#### EXERCISE INSTRUCTIONS
When you copy the data that follows, reproduce every word exactly and leave out the images.

#### MATERIAL PROVIDED
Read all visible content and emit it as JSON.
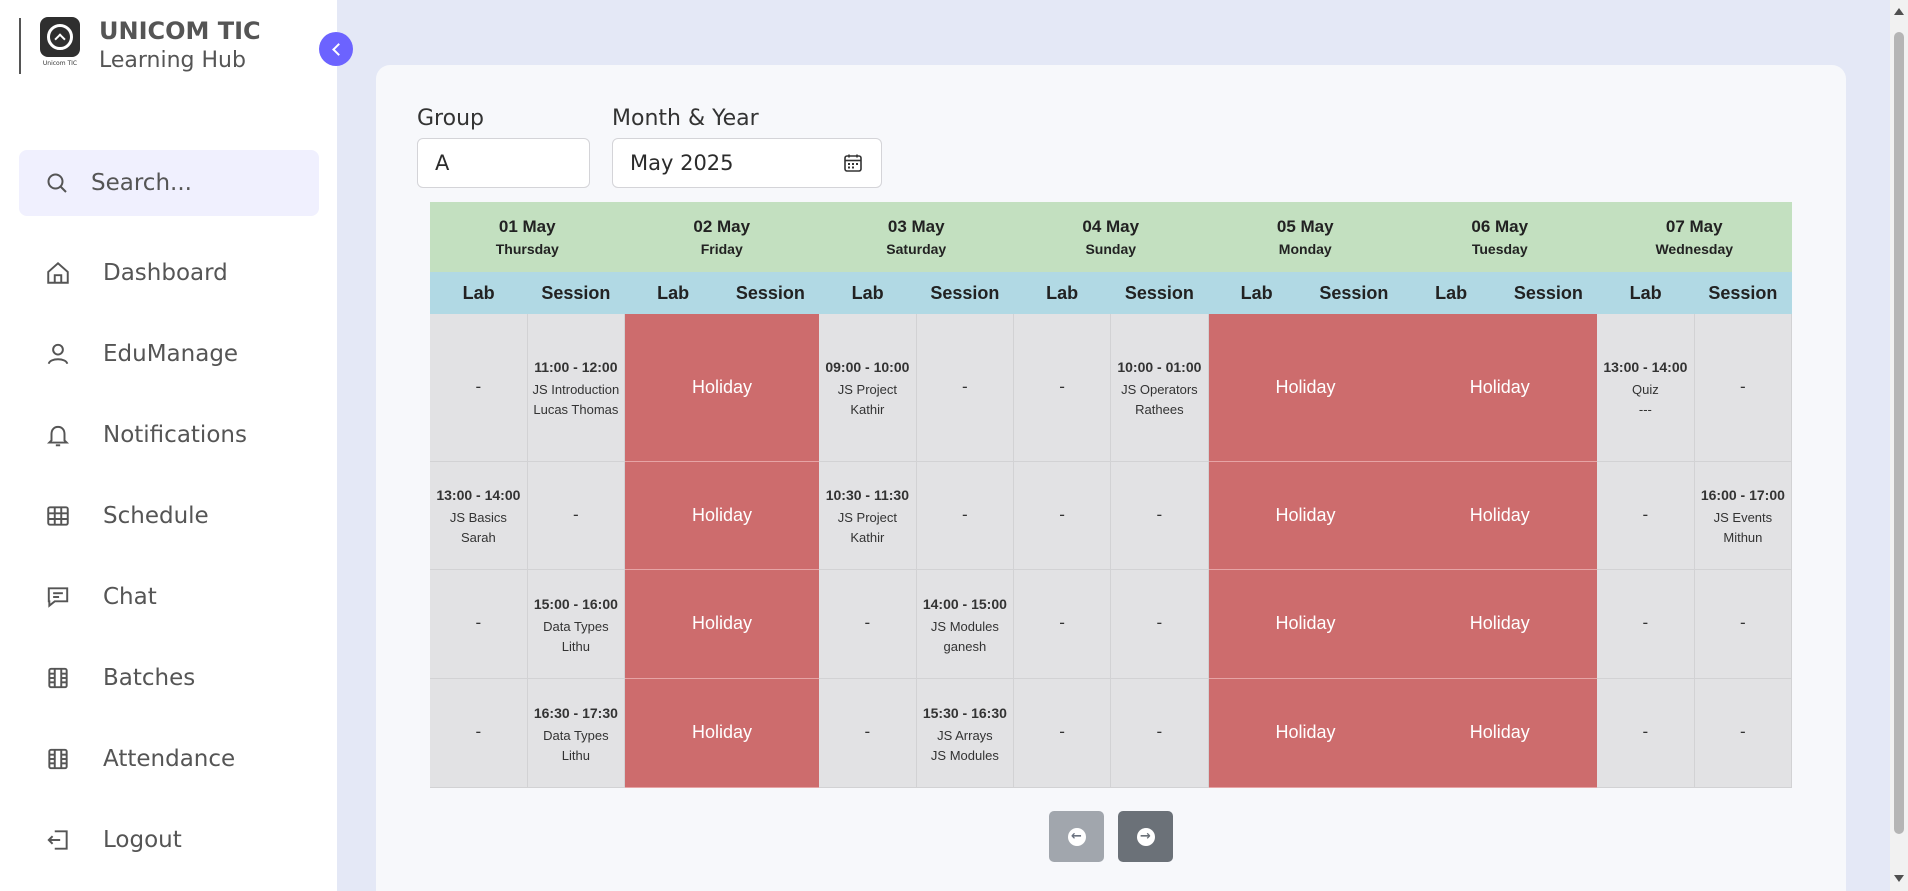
{
  "brand": {
    "title": "UNICOM TIC",
    "subtitle": "Learning Hub",
    "logo_caption": "Unicom TIC"
  },
  "search": {
    "placeholder": "Search..."
  },
  "nav": [
    {
      "label": "Dashboard",
      "icon": "home-icon"
    },
    {
      "label": "EduManage",
      "icon": "user-icon"
    },
    {
      "label": "Notifications",
      "icon": "bell-icon"
    },
    {
      "label": "Schedule",
      "icon": "table-icon"
    },
    {
      "label": "Chat",
      "icon": "chat-icon"
    },
    {
      "label": "Batches",
      "icon": "film-icon"
    },
    {
      "label": "Attendance",
      "icon": "film-icon"
    },
    {
      "label": "Logout",
      "icon": "logout-icon"
    }
  ],
  "filters": {
    "group_label": "Group",
    "group_value": "A",
    "month_label": "Month & Year",
    "month_value": "May 2025"
  },
  "schedule": {
    "sub_headers": {
      "lab": "Lab",
      "session": "Session"
    },
    "holiday_label": "Holiday",
    "empty": "-",
    "days": [
      {
        "date": "01 May",
        "weekday": "Thursday",
        "holiday": false,
        "rows": [
          {
            "lab": null,
            "session": {
              "time": "11:00 - 12:00",
              "topic": "JS Introduction",
              "teacher": "Lucas Thomas"
            }
          },
          {
            "lab": {
              "time": "13:00 - 14:00",
              "topic": "JS Basics",
              "teacher": "Sarah"
            },
            "session": null
          },
          {
            "lab": null,
            "session": {
              "time": "15:00 - 16:00",
              "topic": "Data Types",
              "teacher": "Lithu"
            }
          },
          {
            "lab": null,
            "session": {
              "time": "16:30 - 17:30",
              "topic": "Data Types",
              "teacher": "Lithu"
            }
          }
        ]
      },
      {
        "date": "02 May",
        "weekday": "Friday",
        "holiday": true,
        "rows": []
      },
      {
        "date": "03 May",
        "weekday": "Saturday",
        "holiday": false,
        "rows": [
          {
            "lab": {
              "time": "09:00 - 10:00",
              "topic": "JS Project",
              "teacher": "Kathir"
            },
            "session": null
          },
          {
            "lab": {
              "time": "10:30 - 11:30",
              "topic": "JS Project",
              "teacher": "Kathir"
            },
            "session": null
          },
          {
            "lab": null,
            "session": {
              "time": "14:00 - 15:00",
              "topic": "JS Modules",
              "teacher": "ganesh"
            }
          },
          {
            "lab": null,
            "session": {
              "time": "15:30 - 16:30",
              "topic": "JS Arrays",
              "teacher": "JS Modules"
            }
          }
        ]
      },
      {
        "date": "04 May",
        "weekday": "Sunday",
        "holiday": false,
        "rows": [
          {
            "lab": null,
            "session": {
              "time": "10:00 - 01:00",
              "topic": "JS Operators",
              "teacher": "Rathees"
            }
          },
          {
            "lab": null,
            "session": null
          },
          {
            "lab": null,
            "session": null
          },
          {
            "lab": null,
            "session": null
          }
        ]
      },
      {
        "date": "05 May",
        "weekday": "Monday",
        "holiday": true,
        "rows": []
      },
      {
        "date": "06 May",
        "weekday": "Tuesday",
        "holiday": true,
        "rows": []
      },
      {
        "date": "07 May",
        "weekday": "Wednesday",
        "holiday": false,
        "rows": [
          {
            "lab": {
              "time": "13:00 - 14:00",
              "topic": "Quiz",
              "teacher": "---"
            },
            "session": null
          },
          {
            "lab": null,
            "session": {
              "time": "16:00 - 17:00",
              "topic": "JS Events",
              "teacher": "Mithun"
            }
          },
          {
            "lab": null,
            "session": null
          },
          {
            "lab": null,
            "session": null
          }
        ]
      }
    ]
  },
  "pager": {
    "prev_icon": "arrow-left-circle-icon",
    "next_icon": "arrow-right-circle-icon"
  },
  "colors": {
    "accent": "#6c63ff",
    "holiday": "#cd6c6d",
    "day_header": "#c3e0c0",
    "sub_header": "#b1d9e4",
    "cell": "#e2e2e4"
  }
}
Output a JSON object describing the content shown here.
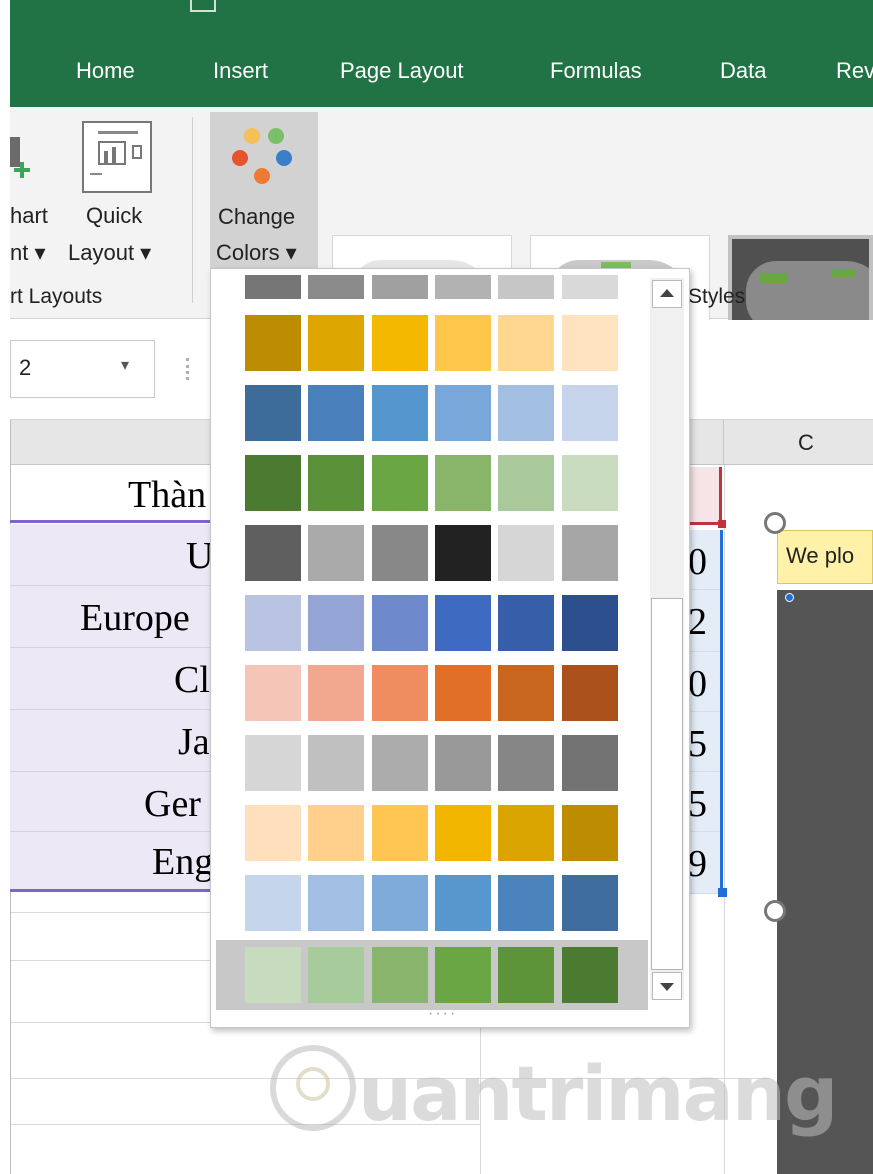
{
  "ribbon_tabs": [
    "Home",
    "Insert",
    "Page Layout",
    "Formulas",
    "Data",
    "Rev"
  ],
  "chart_layouts": {
    "add_chart_line1": "hart",
    "add_chart_line2": "nt ▾",
    "quick_layout_line1": "Quick",
    "quick_layout_line2": "Layout ▾",
    "group_label": "rt Layouts"
  },
  "change_colors": {
    "line1": "Change",
    "line2": "Colors ▾"
  },
  "chart_styles_label": "Styles",
  "name_box": {
    "value": "2",
    "arrow": "▾"
  },
  "column_header": "C",
  "cells": {
    "header": "Thàn",
    "rows": [
      {
        "name": "U",
        "value": "0"
      },
      {
        "name": "Europe",
        "value": "2"
      },
      {
        "name": "Cl",
        "value": "0"
      },
      {
        "name": "Ja",
        "value": "5"
      },
      {
        "name": "Ger",
        "value": "5"
      },
      {
        "name": "Eng",
        "value": "9"
      }
    ]
  },
  "chart_title_text": "We plo",
  "palette": {
    "partial_row": [
      "#767676",
      "#8b8b8b",
      "#a0a0a0",
      "#b2b2b2",
      "#c6c6c6",
      "#d9d9d9"
    ],
    "rows": [
      [
        "#bd8c00",
        "#dea600",
        "#f4b800",
        "#ffc84c",
        "#ffd78e",
        "#ffe3bf"
      ],
      [
        "#3e6c9a",
        "#4a80bc",
        "#5596ce",
        "#7aa7da",
        "#a2bfe2",
        "#c6d5ec"
      ],
      [
        "#4b7a31",
        "#5b9239",
        "#6aa744",
        "#88b56a",
        "#a9c99a",
        "#c9dcc0"
      ],
      [
        "#5f5f5f",
        "#aaaaaa",
        "#888888",
        "#222222",
        "#d6d6d6",
        "#a6a6a6"
      ],
      [
        "#b9c3e2",
        "#94a5d6",
        "#6e89cc",
        "#3e6bc1",
        "#375ea8",
        "#2e4f8e"
      ],
      [
        "#f5c6b7",
        "#f1a88f",
        "#ef8d61",
        "#e26f28",
        "#c8651f",
        "#ab521c"
      ],
      [
        "#d6d6d6",
        "#c0c0c0",
        "#acacac",
        "#999999",
        "#868686",
        "#737373"
      ],
      [
        "#ffdfbc",
        "#ffd08b",
        "#ffc752",
        "#f3b600",
        "#dba500",
        "#bd8c00"
      ],
      [
        "#c5d5ec",
        "#a3bee3",
        "#7fabdb",
        "#5897ce",
        "#4b83bd",
        "#3f6e9e"
      ]
    ],
    "selected_row": [
      "#c7dbbf",
      "#a8cb9b",
      "#88b56b",
      "#6aa744",
      "#5d9339",
      "#4b7a31"
    ]
  },
  "dropdown_resize_grip": "····",
  "watermark": "uantrimang",
  "colors": {
    "ribbon_green": "#217346",
    "accent_blue": "#1f6fd6",
    "accent_red": "#c0333a",
    "purple_border": "#8064c8"
  }
}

#### THE ANSWER
Read all visible content and emit it as JSON.
{
  "brand": {
    "title": "UNICOM TIC",
    "subtitle": "Learning Hub",
    "logo_caption": "Unicom TIC"
  },
  "search": {
    "placeholder": "Search..."
  },
  "nav": [
    {
      "label": "Dashboard",
      "icon": "home-icon"
    },
    {
      "label": "EduManage",
      "icon": "user-icon"
    },
    {
      "label": "Notifications",
      "icon": "bell-icon"
    },
    {
      "label": "Schedule",
      "icon": "table-icon"
    },
    {
      "label": "Chat",
      "icon": "chat-icon"
    },
    {
      "label": "Batches",
      "icon": "film-icon"
    },
    {
      "label": "Attendance",
      "icon": "film-icon"
    },
    {
      "label": "Logout",
      "icon": "logout-icon"
    }
  ],
  "filters": {
    "group_label": "Group",
    "group_value": "A",
    "month_label": "Month & Year",
    "month_value": "May 2025"
  },
  "schedule": {
    "sub_headers": {
      "lab": "Lab",
      "session": "Session"
    },
    "holiday_label": "Holiday",
    "empty": "-",
    "days": [
      {
        "date": "01 May",
        "weekday": "Thursday",
        "holiday": false,
        "rows": [
          {
            "lab": null,
            "session": {
              "time": "11:00 - 12:00",
              "topic": "JS Introduction",
              "teacher": "Lucas Thomas"
            }
          },
          {
            "lab": {
              "time": "13:00 - 14:00",
              "topic": "JS Basics",
              "teacher": "Sarah"
            },
            "session": null
          },
          {
            "lab": null,
            "session": {
              "time": "15:00 - 16:00",
              "topic": "Data Types",
              "teacher": "Lithu"
            }
          },
          {
            "lab": null,
            "session": {
              "time": "16:30 - 17:30",
              "topic": "Data Types",
              "teacher": "Lithu"
            }
          }
        ]
      },
      {
        "date": "02 May",
        "weekday": "Friday",
        "holiday": true,
        "rows": []
      },
      {
        "date": "03 May",
        "weekday": "Saturday",
        "holiday": false,
        "rows": [
          {
            "lab": {
              "time": "09:00 - 10:00",
              "topic": "JS Project",
              "teacher": "Kathir"
            },
            "session": null
          },
          {
            "lab": {
              "time": "10:30 - 11:30",
              "topic": "JS Project",
              "teacher": "Kathir"
            },
            "session": null
          },
          {
            "lab": null,
            "session": {
              "time": "14:00 - 15:00",
              "topic": "JS Modules",
              "teacher": "ganesh"
            }
          },
          {
            "lab": null,
            "session": {
              "time": "15:30 - 16:30",
              "topic": "JS Arrays",
              "teacher": "JS Modules"
            }
          }
        ]
      },
      {
        "date": "04 May",
        "weekday": "Sunday",
        "holiday": false,
        "rows": [
          {
            "lab": null,
            "session": {
              "time": "10:00 - 01:00",
              "topic": "JS Operators",
              "teacher": "Rathees"
            }
          },
          {
            "lab": null,
            "session": null
          },
          {
            "lab": null,
            "session": null
          },
          {
            "lab": null,
            "session": null
          }
        ]
      },
      {
        "date": "05 May",
        "weekday": "Monday",
        "holiday": true,
        "rows": []
      },
      {
        "date": "06 May",
        "weekday": "Tuesday",
        "holiday": true,
        "rows": []
      },
      {
        "date": "07 May",
        "weekday": "Wednesday",
        "holiday": false,
        "rows": [
          {
            "lab": {
              "time": "13:00 - 14:00",
              "topic": "Quiz",
              "teacher": "---"
            },
            "session": null
          },
          {
            "lab": null,
            "session": {
              "time": "16:00 - 17:00",
              "topic": "JS Events",
              "teacher": "Mithun"
            }
          },
          {
            "lab": null,
            "session": null
          },
          {
            "lab": null,
            "session": null
          }
        ]
      }
    ]
  },
  "pager": {
    "prev_icon": "arrow-left-circle-icon",
    "next_icon": "arrow-right-circle-icon"
  },
  "colors": {
    "accent": "#6c63ff",
    "holiday": "#cd6c6d",
    "day_header": "#c3e0c0",
    "sub_header": "#b1d9e4",
    "cell": "#e2e2e4"
  }
}
Output a JSON object describing the content shown here.
{
  "ribbon_tabs": [
    "Home",
    "Insert",
    "Page Layout",
    "Formulas",
    "Data",
    "Rev"
  ],
  "chart_layouts": {
    "add_chart_line1": "hart",
    "add_chart_line2": "nt ▾",
    "quick_layout_line1": "Quick",
    "quick_layout_line2": "Layout ▾",
    "group_label": "rt Layouts"
  },
  "change_colors": {
    "line1": "Change",
    "line2": "Colors ▾"
  },
  "chart_styles_label": "Styles",
  "name_box": {
    "value": "2",
    "arrow": "▾"
  },
  "column_header": "C",
  "cells": {
    "header": "Thàn",
    "rows": [
      {
        "name": "U",
        "value": "0"
      },
      {
        "name": "Europe",
        "value": "2"
      },
      {
        "name": "Cl",
        "value": "0"
      },
      {
        "name": "Ja",
        "value": "5"
      },
      {
        "name": "Ger",
        "value": "5"
      },
      {
        "name": "Eng",
        "value": "9"
      }
    ]
  },
  "chart_title_text": "We plo",
  "palette": {
    "partial_row": [
      "#767676",
      "#8b8b8b",
      "#a0a0a0",
      "#b2b2b2",
      "#c6c6c6",
      "#d9d9d9"
    ],
    "rows": [
      [
        "#bd8c00",
        "#dea600",
        "#f4b800",
        "#ffc84c",
        "#ffd78e",
        "#ffe3bf"
      ],
      [
        "#3e6c9a",
        "#4a80bc",
        "#5596ce",
        "#7aa7da",
        "#a2bfe2",
        "#c6d5ec"
      ],
      [
        "#4b7a31",
        "#5b9239",
        "#6aa744",
        "#88b56a",
        "#a9c99a",
        "#c9dcc0"
      ],
      [
        "#5f5f5f",
        "#aaaaaa",
        "#888888",
        "#222222",
        "#d6d6d6",
        "#a6a6a6"
      ],
      [
        "#b9c3e2",
        "#94a5d6",
        "#6e89cc",
        "#3e6bc1",
        "#375ea8",
        "#2e4f8e"
      ],
      [
        "#f5c6b7",
        "#f1a88f",
        "#ef8d61",
        "#e26f28",
        "#c8651f",
        "#ab521c"
      ],
      [
        "#d6d6d6",
        "#c0c0c0",
        "#acacac",
        "#999999",
        "#868686",
        "#737373"
      ],
      [
        "#ffdfbc",
        "#ffd08b",
        "#ffc752",
        "#f3b600",
        "#dba500",
        "#bd8c00"
      ],
      [
        "#c5d5ec",
        "#a3bee3",
        "#7fabdb",
        "#5897ce",
        "#4b83bd",
        "#3f6e9e"
      ]
    ],
    "selected_row": [
      "#c7dbbf",
      "#a8cb9b",
      "#88b56b",
      "#6aa744",
      "#5d9339",
      "#4b7a31"
    ]
  },
  "dropdown_resize_grip": "····",
  "watermark": "uantrimang",
  "colors": {
    "ribbon_green": "#217346",
    "accent_blue": "#1f6fd6",
    "accent_red": "#c0333a",
    "purple_border": "#8064c8"
  }
}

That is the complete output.